» **DESCRIPTION OF THE TASK**
Figure out the number of lines in the entries that hold the string "JSON", then give that number and nothing else.

Dataset rows for apps and sites
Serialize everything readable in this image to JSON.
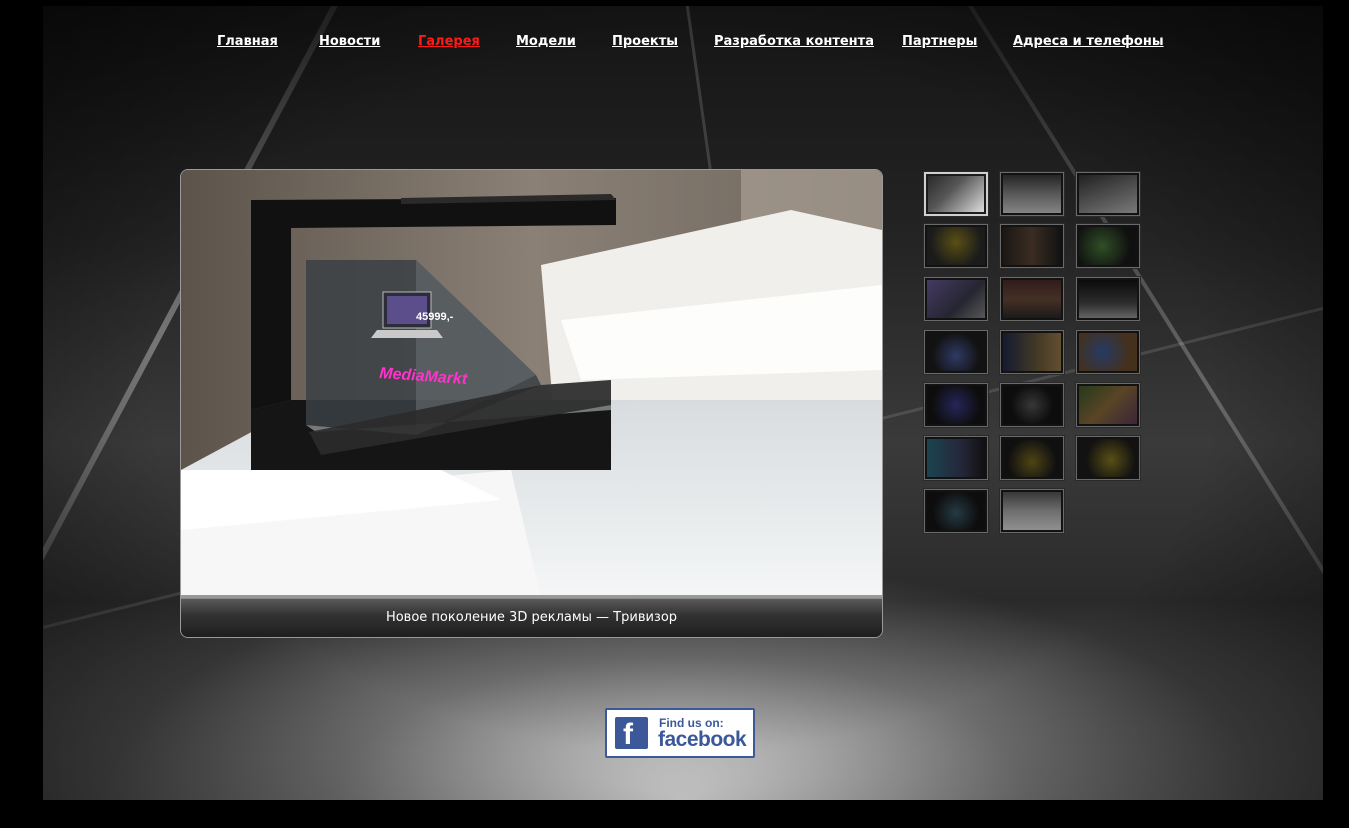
{
  "nav": {
    "items": [
      {
        "label": "Главная"
      },
      {
        "label": "Новости"
      },
      {
        "label": "Галерея",
        "active": true
      },
      {
        "label": "Модели"
      },
      {
        "label": "Проекты"
      },
      {
        "label": "Разработка контента"
      },
      {
        "label": "Партнеры"
      },
      {
        "label": "Адреса и телефоны"
      }
    ],
    "active_color": "#ff1a1a",
    "color": "#ffffff"
  },
  "viewer": {
    "caption": "Новое поколение 3D рекламы — Тривизор",
    "photo": {
      "price_text": "45999,-",
      "brand_text": "MediaMarkt"
    }
  },
  "gallery": {
    "thumbnail_count": 20,
    "selected_index": 0
  },
  "facebook": {
    "icon": "facebook-f-icon",
    "find_text": "Find us on:",
    "brand_text": "facebook",
    "color": "#3b5998"
  }
}
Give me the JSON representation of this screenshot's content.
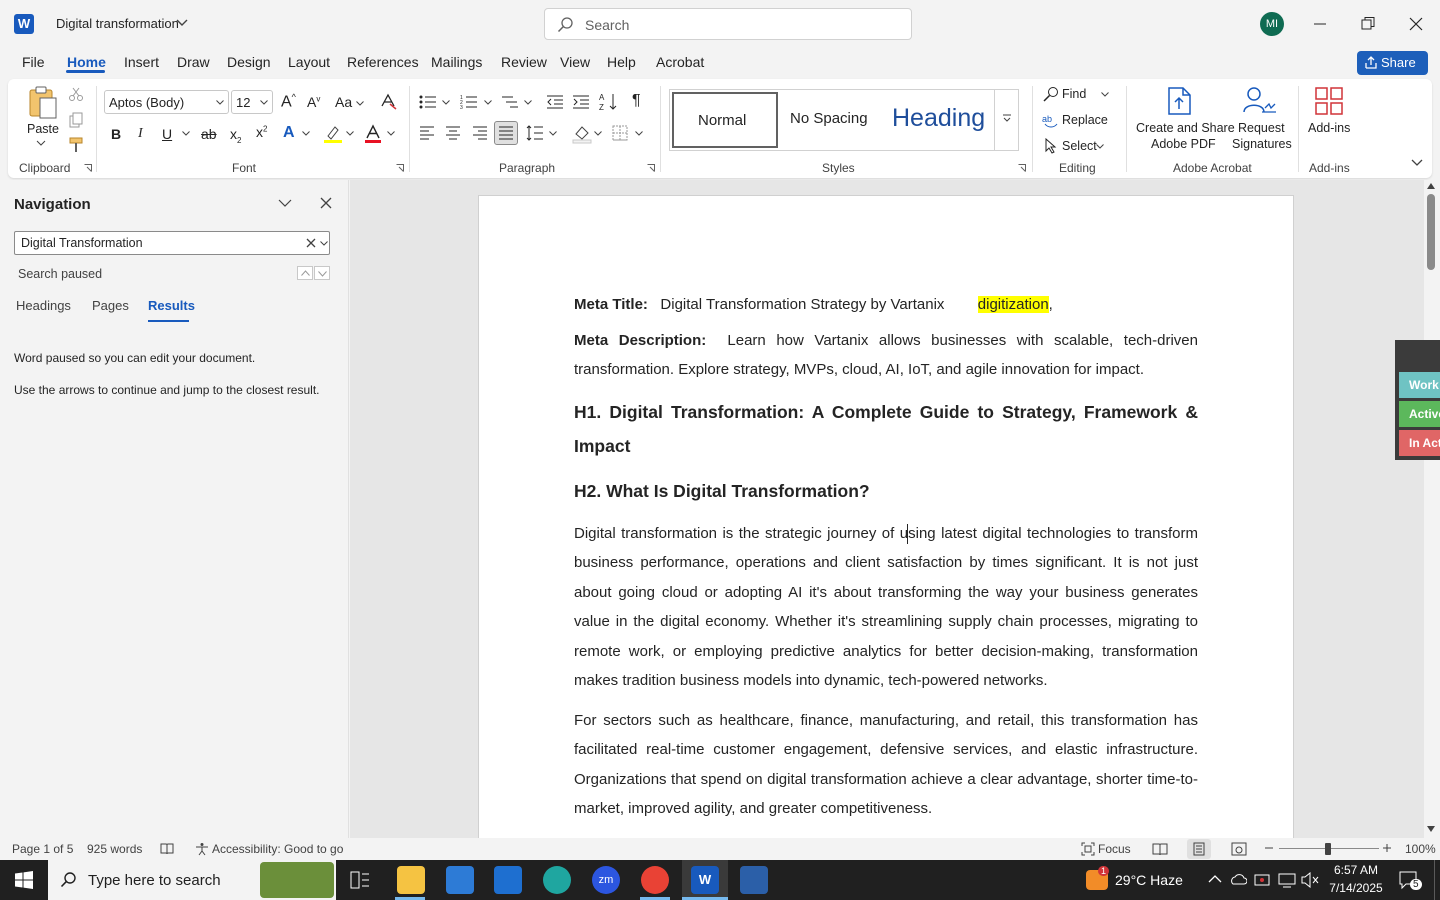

» **RESPONSE TO THIS TASK**
2